Tim de LiSLe GiG of The week
Madison Square Garden, New York
Everywhere you look in pop music, someone is saying goodbye. For Soft Cell, this took the form of a single London show. For Sir Elton John, it means a world tour, spanning 300 nights. The Farewell Yellow Brick Road tour includes a lap of honour round Britain next summer, then another before Christmas – Christmas 2020, that is. At 71, Elton is so desperate to spend more time with his family that he’s going to leave the stage in three years flat.
He has quit touring before, back in 1977, only to return two years later. He clearly adores his young sons, but he loves performing too. He’s like a friend who solemnly assures you she won’t touch a cigarette after her 40th birthday, when she’s 37.
In showbiz, retiring is not so much a statement of intent as an excuse for a party. This tour features Elton’s familiar band and something like his usual set list, but he goes to town with the visuals and the reminiscences, turning the Yellow Brick Road into Memory Lane.
For a tubby septuagenarian sitting on a stool, he certainly knows how to catch the eye.
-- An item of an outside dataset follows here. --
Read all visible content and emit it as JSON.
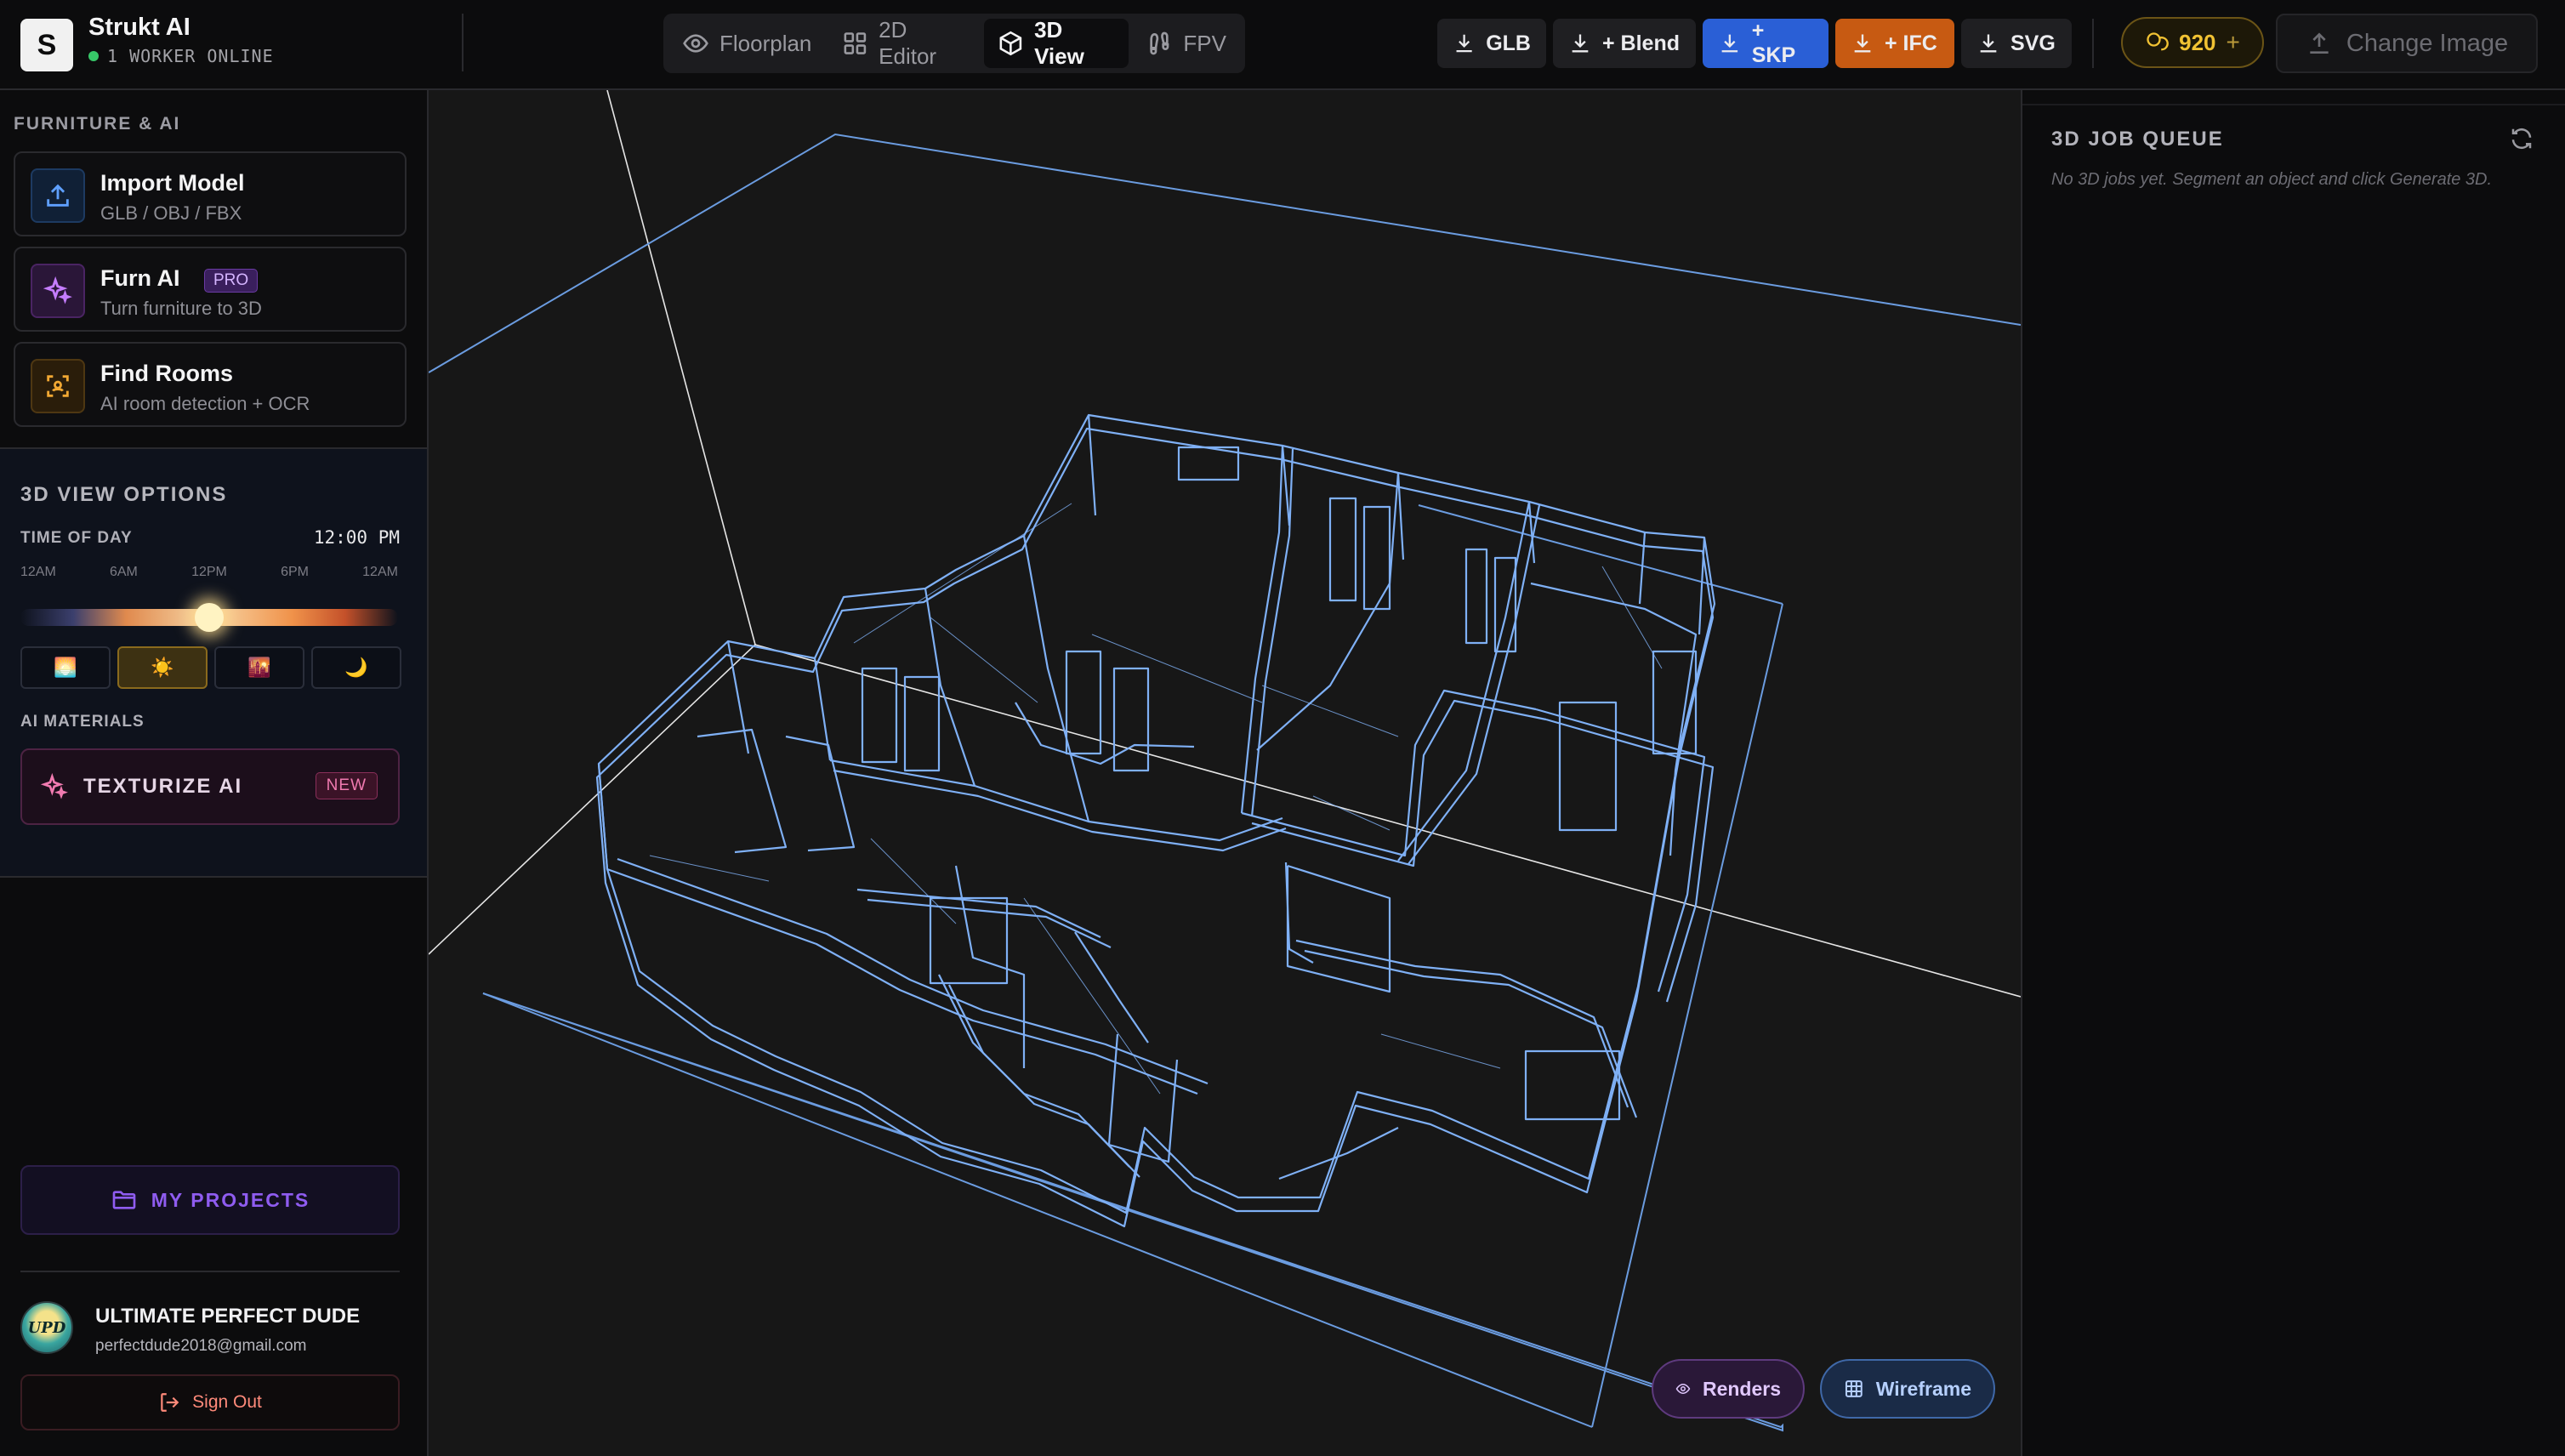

After arriving as a posh Pearly King in a gemencrusted tailcoat, he squeezes into a suit made of pale pink silk, like the bomber jacket on the cover of Goodbye Yellow Brick Road. Of the 24 tracks he plays, six come from that album, which may be his best.
The set, designed by Stufish in London and built by Tait in Pennsylvania, deploys a giant picture frame with highlights from Elton’s CV carved into it, from John Lennon, who shared this stage with him in 1974, to Billy Elliot. The effect is cheesy but charming. The piano, a Yamaha grand, sits there as ever, stage right – until, with Elton still playing, it slides over to stage left. The driverless car has been overtaken by the driverless piano.
On the screen, conventional closeups alternate with bright ideas. For Crocodile Rock, Elton’s old costumes reappear, worn by giggling fans. For Candle In The Wind, there’s footage of Marilyn Monroe, pouting, flirting, then suddenly beset with sadness. Princess Diana isn’t mentioned, but she is on many people’s minds.
Elton keeps pausing to reflect, lucidly, as befits a man now working on his memoirs. He relives the moment in 1990 when